The Toyota Highlander and Highlander Hybrid have been getting some work done, as the polite euphemism goes. It's a mini-lift at best, since the Highlander's hood and fenders are reshaped, but no other metal has been touched. From the windshield back, it's almost indistinguishable from the 2008 models. With the exception of the space-age Prius hybrid, Toyota vehicles rarely stand out, and that includes the Highlander--but the new front end does help matters. It has some of the flair applied to the Venza wagon, and a few more angles and creases so spotters will be able to distinguish it from the 2010 models.
A few small distinctions divide the Hybrid models from the gas-only Highlanders, too. Mostly, it's differently shaped fog lamps, some blue plastic and chrome trim that draw the visual line between the different versions.

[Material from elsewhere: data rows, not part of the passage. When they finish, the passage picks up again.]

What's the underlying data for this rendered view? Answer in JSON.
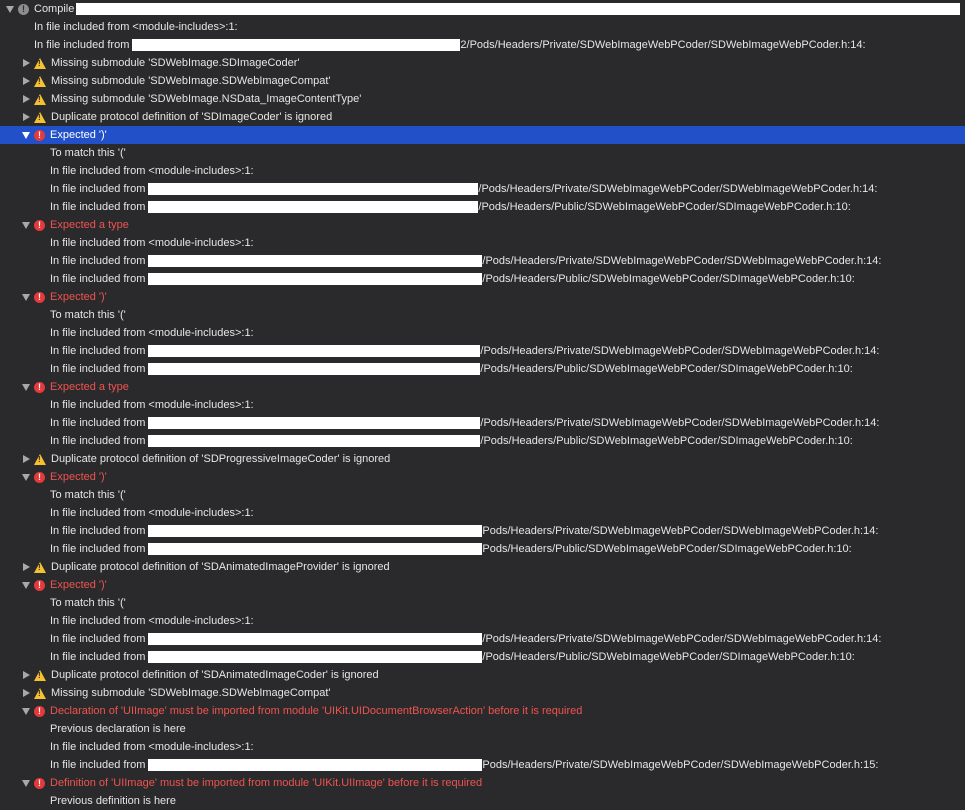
{
  "compile_header": {
    "label": "Compile"
  },
  "issues": [
    {
      "kind": "detail",
      "indent": 1,
      "text": "In file included from <module-includes>:1:"
    },
    {
      "kind": "detail",
      "indent": 1,
      "text": "In file included from",
      "redacted": true,
      "suffix": "2/Pods/Headers/Private/SDWebImageWebPCoder/SDWebImageWebPCoder.h:14:"
    },
    {
      "kind": "issue",
      "severity": "warning",
      "expanded": false,
      "text": "Missing submodule 'SDWebImage.SDImageCoder'"
    },
    {
      "kind": "issue",
      "severity": "warning",
      "expanded": false,
      "text": "Missing submodule 'SDWebImage.SDWebImageCompat'"
    },
    {
      "kind": "issue",
      "severity": "warning",
      "expanded": false,
      "text": "Missing submodule 'SDWebImage.NSData_ImageContentType'"
    },
    {
      "kind": "issue",
      "severity": "warning",
      "expanded": false,
      "text": "Duplicate protocol definition of 'SDImageCoder' is ignored"
    },
    {
      "kind": "issue",
      "severity": "error",
      "expanded": true,
      "selected": true,
      "text": "Expected ')'"
    },
    {
      "kind": "detail",
      "indent": 2,
      "text": "To match this '('"
    },
    {
      "kind": "detail",
      "indent": 2,
      "text": "In file included from <module-includes>:1:"
    },
    {
      "kind": "detail",
      "indent": 2,
      "text": "In file included from",
      "redacted": true,
      "suffix": "/Pods/Headers/Private/SDWebImageWebPCoder/SDWebImageWebPCoder.h:14:"
    },
    {
      "kind": "detail",
      "indent": 2,
      "text": "In file included from",
      "redacted": true,
      "suffix": "/Pods/Headers/Public/SDWebImageWebPCoder/SDImageWebPCoder.h:10:"
    },
    {
      "kind": "issue",
      "severity": "error",
      "expanded": true,
      "text": "Expected a type"
    },
    {
      "kind": "detail",
      "indent": 2,
      "text": "In file included from <module-includes>:1:"
    },
    {
      "kind": "detail",
      "indent": 2,
      "text": "In file included from",
      "redacted": true,
      "suffix": "/Pods/Headers/Private/SDWebImageWebPCoder/SDWebImageWebPCoder.h:14:"
    },
    {
      "kind": "detail",
      "indent": 2,
      "text": "In file included from",
      "redacted": true,
      "suffix": "/Pods/Headers/Public/SDWebImageWebPCoder/SDImageWebPCoder.h:10:"
    },
    {
      "kind": "issue",
      "severity": "error",
      "expanded": true,
      "text": "Expected ')'"
    },
    {
      "kind": "detail",
      "indent": 2,
      "text": "To match this '('"
    },
    {
      "kind": "detail",
      "indent": 2,
      "text": "In file included from <module-includes>:1:"
    },
    {
      "kind": "detail",
      "indent": 2,
      "text": "In file included from",
      "redacted": true,
      "suffix": "/Pods/Headers/Private/SDWebImageWebPCoder/SDWebImageWebPCoder.h:14:"
    },
    {
      "kind": "detail",
      "indent": 2,
      "text": "In file included from",
      "redacted": true,
      "suffix": "/Pods/Headers/Public/SDWebImageWebPCoder/SDImageWebPCoder.h:10:"
    },
    {
      "kind": "issue",
      "severity": "error",
      "expanded": true,
      "text": "Expected a type"
    },
    {
      "kind": "detail",
      "indent": 2,
      "text": "In file included from <module-includes>:1:"
    },
    {
      "kind": "detail",
      "indent": 2,
      "text": "In file included from",
      "redacted": true,
      "suffix": "/Pods/Headers/Private/SDWebImageWebPCoder/SDWebImageWebPCoder.h:14:"
    },
    {
      "kind": "detail",
      "indent": 2,
      "text": "In file included from",
      "redacted": true,
      "suffix": "/Pods/Headers/Public/SDWebImageWebPCoder/SDImageWebPCoder.h:10:"
    },
    {
      "kind": "issue",
      "severity": "warning",
      "expanded": false,
      "text": "Duplicate protocol definition of 'SDProgressiveImageCoder' is ignored"
    },
    {
      "kind": "issue",
      "severity": "error",
      "expanded": true,
      "text": "Expected ')'"
    },
    {
      "kind": "detail",
      "indent": 2,
      "text": "To match this '('"
    },
    {
      "kind": "detail",
      "indent": 2,
      "text": "In file included from <module-includes>:1:"
    },
    {
      "kind": "detail",
      "indent": 2,
      "text": "In file included from",
      "redacted": true,
      "suffix": "Pods/Headers/Private/SDWebImageWebPCoder/SDWebImageWebPCoder.h:14:"
    },
    {
      "kind": "detail",
      "indent": 2,
      "text": "In file included from",
      "redacted": true,
      "suffix": "Pods/Headers/Public/SDWebImageWebPCoder/SDImageWebPCoder.h:10:"
    },
    {
      "kind": "issue",
      "severity": "warning",
      "expanded": false,
      "text": "Duplicate protocol definition of 'SDAnimatedImageProvider' is ignored"
    },
    {
      "kind": "issue",
      "severity": "error",
      "expanded": true,
      "text": "Expected ')'"
    },
    {
      "kind": "detail",
      "indent": 2,
      "text": "To match this '('"
    },
    {
      "kind": "detail",
      "indent": 2,
      "text": "In file included from <module-includes>:1:"
    },
    {
      "kind": "detail",
      "indent": 2,
      "text": "In file included from",
      "redacted": true,
      "suffix": "/Pods/Headers/Private/SDWebImageWebPCoder/SDWebImageWebPCoder.h:14:"
    },
    {
      "kind": "detail",
      "indent": 2,
      "text": "In file included from",
      "redacted": true,
      "suffix": "/Pods/Headers/Public/SDWebImageWebPCoder/SDImageWebPCoder.h:10:"
    },
    {
      "kind": "issue",
      "severity": "warning",
      "expanded": false,
      "text": "Duplicate protocol definition of 'SDAnimatedImageCoder' is ignored"
    },
    {
      "kind": "issue",
      "severity": "warning",
      "expanded": false,
      "text": "Missing submodule 'SDWebImage.SDWebImageCompat'"
    },
    {
      "kind": "issue",
      "severity": "error",
      "expanded": true,
      "text": "Declaration of 'UIImage' must be imported from module 'UIKit.UIDocumentBrowserAction' before it is required"
    },
    {
      "kind": "detail",
      "indent": 2,
      "text": "Previous declaration is here"
    },
    {
      "kind": "detail",
      "indent": 2,
      "text": "In file included from <module-includes>:1:"
    },
    {
      "kind": "detail",
      "indent": 2,
      "text": "In file included from",
      "redacted": true,
      "suffix": "Pods/Headers/Private/SDWebImageWebPCoder/SDWebImageWebPCoder.h:15:"
    },
    {
      "kind": "issue",
      "severity": "error",
      "expanded": true,
      "text": "Definition of 'UIImage' must be imported from module 'UIKit.UIImage' before it is required"
    },
    {
      "kind": "detail",
      "indent": 2,
      "text": "Previous definition is here"
    }
  ]
}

Call it unexciting--and you'd be right--but the Highlander's well-built, well-equipped cabin puts all the controls where they need to be. It's not particularly stylish, which seems to be just fine with hundreds of thousands of Highlander buyers. A simple binnacle covers the primary gauges, which are tucked into cut tubes of plastic, and Toyota's traditionally large buttons and knobs drive the climate and audio controls. A band of metallic plastic trim changes to woodgrain on the Limited version, which also dons leather for its seats, which warms up the interior immensely. A small LCD screen houses the rearview camera on some trim versions; a bigger LCD on models with navigation dominates the center stack, giving some relief to the Highlander's thick dash.